(Data about app and page elements)

_ _ _ _ _ _ _

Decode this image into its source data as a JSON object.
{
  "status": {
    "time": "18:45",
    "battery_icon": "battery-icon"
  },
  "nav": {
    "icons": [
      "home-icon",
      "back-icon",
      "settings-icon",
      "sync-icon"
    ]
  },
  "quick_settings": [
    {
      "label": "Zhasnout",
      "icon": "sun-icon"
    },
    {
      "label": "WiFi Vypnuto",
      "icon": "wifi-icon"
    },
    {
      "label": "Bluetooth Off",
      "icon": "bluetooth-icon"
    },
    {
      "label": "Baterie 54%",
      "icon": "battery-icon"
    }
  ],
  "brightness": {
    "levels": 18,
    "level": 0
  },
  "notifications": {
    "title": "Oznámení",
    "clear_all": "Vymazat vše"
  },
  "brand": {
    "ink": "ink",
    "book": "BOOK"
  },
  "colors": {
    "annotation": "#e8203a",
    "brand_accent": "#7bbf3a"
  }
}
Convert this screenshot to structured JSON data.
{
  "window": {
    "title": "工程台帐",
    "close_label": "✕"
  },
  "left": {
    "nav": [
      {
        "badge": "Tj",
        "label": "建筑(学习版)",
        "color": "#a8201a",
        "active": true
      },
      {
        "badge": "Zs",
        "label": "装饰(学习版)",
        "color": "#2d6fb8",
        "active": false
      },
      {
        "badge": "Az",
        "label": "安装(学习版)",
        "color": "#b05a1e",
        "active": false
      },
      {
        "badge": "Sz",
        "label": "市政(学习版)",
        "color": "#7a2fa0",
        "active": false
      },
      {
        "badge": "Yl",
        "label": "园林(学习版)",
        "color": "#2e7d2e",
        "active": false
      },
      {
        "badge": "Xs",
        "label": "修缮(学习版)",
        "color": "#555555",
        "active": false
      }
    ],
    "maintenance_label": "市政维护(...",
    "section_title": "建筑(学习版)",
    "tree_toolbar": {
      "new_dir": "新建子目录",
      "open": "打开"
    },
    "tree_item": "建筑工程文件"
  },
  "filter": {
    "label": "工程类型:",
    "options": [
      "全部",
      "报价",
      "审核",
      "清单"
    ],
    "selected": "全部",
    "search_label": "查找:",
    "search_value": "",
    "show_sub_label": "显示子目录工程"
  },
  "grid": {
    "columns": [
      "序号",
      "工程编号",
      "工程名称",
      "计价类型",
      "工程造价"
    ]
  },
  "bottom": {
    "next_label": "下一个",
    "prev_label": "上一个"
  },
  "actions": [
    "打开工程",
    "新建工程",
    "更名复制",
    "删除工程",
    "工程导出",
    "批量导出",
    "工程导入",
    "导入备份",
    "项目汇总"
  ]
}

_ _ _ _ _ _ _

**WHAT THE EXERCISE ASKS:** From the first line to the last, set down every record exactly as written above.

**REPLY TO THE TASK:**
Decode this image into its source data as a JSON object.
{
  "status": {
    "time": "18:45",
    "battery_icon": "battery-icon"
  },
  "nav": {
    "icons": [
      "home-icon",
      "back-icon",
      "settings-icon",
      "sync-icon"
    ]
  },
  "quick_settings": [
    {
      "label": "Zhasnout",
      "icon": "sun-icon"
    },
    {
      "label": "WiFi Vypnuto",
      "icon": "wifi-icon"
    },
    {
      "label": "Bluetooth Off",
      "icon": "bluetooth-icon"
    },
    {
      "label": "Baterie 54%",
      "icon": "battery-icon"
    }
  ],
  "brightness": {
    "levels": 18,
    "level": 0
  },
  "notifications": {
    "title": "Oznámení",
    "clear_all": "Vymazat vše"
  },
  "brand": {
    "ink": "ink",
    "book": "BOOK"
  },
  "colors": {
    "annotation": "#e8203a",
    "brand_accent": "#7bbf3a"
  }
}
Convert this screenshot to structured JSON data.
{
  "window": {
    "title": "工程台帐",
    "close_label": "✕"
  },
  "left": {
    "nav": [
      {
        "badge": "Tj",
        "label": "建筑(学习版)",
        "color": "#a8201a",
        "active": true
      },
      {
        "badge": "Zs",
        "label": "装饰(学习版)",
        "color": "#2d6fb8",
        "active": false
      },
      {
        "badge": "Az",
        "label": "安装(学习版)",
        "color": "#b05a1e",
        "active": false
      },
      {
        "badge": "Sz",
        "label": "市政(学习版)",
        "color": "#7a2fa0",
        "active": false
      },
      {
        "badge": "Yl",
        "label": "园林(学习版)",
        "color": "#2e7d2e",
        "active": false
      },
      {
        "badge": "Xs",
        "label": "修缮(学习版)",
        "color": "#555555",
        "active": false
      }
    ],
    "maintenance_label": "市政维护(...",
    "section_title": "建筑(学习版)",
    "tree_toolbar": {
      "new_dir": "新建子目录",
      "open": "打开"
    },
    "tree_item": "建筑工程文件"
  },
  "filter": {
    "label": "工程类型:",
    "options": [
      "全部",
      "报价",
      "审核",
      "清单"
    ],
    "selected": "全部",
    "search_label": "查找:",
    "search_value": "",
    "show_sub_label": "显示子目录工程"
  },
  "grid": {
    "columns": [
      "序号",
      "工程编号",
      "工程名称",
      "计价类型",
      "工程造价"
    ]
  },
  "bottom": {
    "next_label": "下一个",
    "prev_label": "上一个"
  },
  "actions": [
    "打开工程",
    "新建工程",
    "更名复制",
    "删除工程",
    "工程导出",
    "批量导出",
    "工程导入",
    "导入备份",
    "项目汇总"
  ]
}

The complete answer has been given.